The all-seeing, all-knowing program let Uber staff to trace passengers — together with high-profile ones like Beyonce — as they moved in actual time.
That did not sit too nicely with the Federal Commerce Fee, which final 12 months reached a settlement with Uber over this system.
Uber stopped engaged on “God View” after a few 12 months, the federal watchdog stated, and didn’t maintain tabs on staff who should use the controversial system.
That in flip contributed to a 2014 information breach, giving hackers entry to details about 1000’s of Uber’s drivers.
Uber, in its settlement, agreed to have an outdoor auditor monitor its information utilization for the subsequent 20 years.
Typically the TV watches you.
Effectively, nearly. Final March, a Wikileaks dump alleged the CIA might pay attention into conversations by way of smartphones and different digital gadgets.
The clandestine company used the so-called “Weeping Angels” program to faucet into Samsung TVs, Wikileaks stated, and will pay attention in even when the gadget did not seem like on.
The TVs, produced from 2012 to 2013, might work “as a bug, recording conversations within the room and sending them over the web to a covert CIA server.”
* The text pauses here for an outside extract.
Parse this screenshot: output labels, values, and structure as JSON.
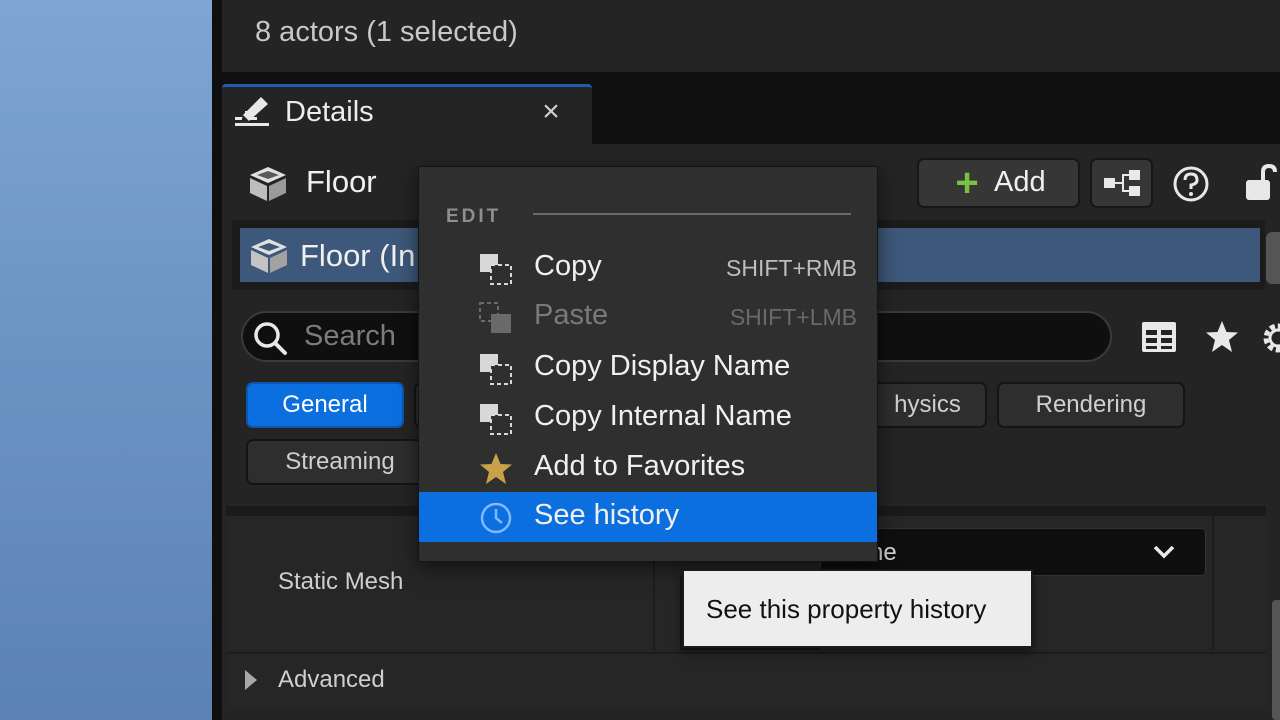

Samsung, in a 2015 assertion, warned customers about discussing private info in entrance of its good TVs as a result of “that info will likely be among the many information captured and transmitted to a 3rd get together by way of your use of voice recognition.”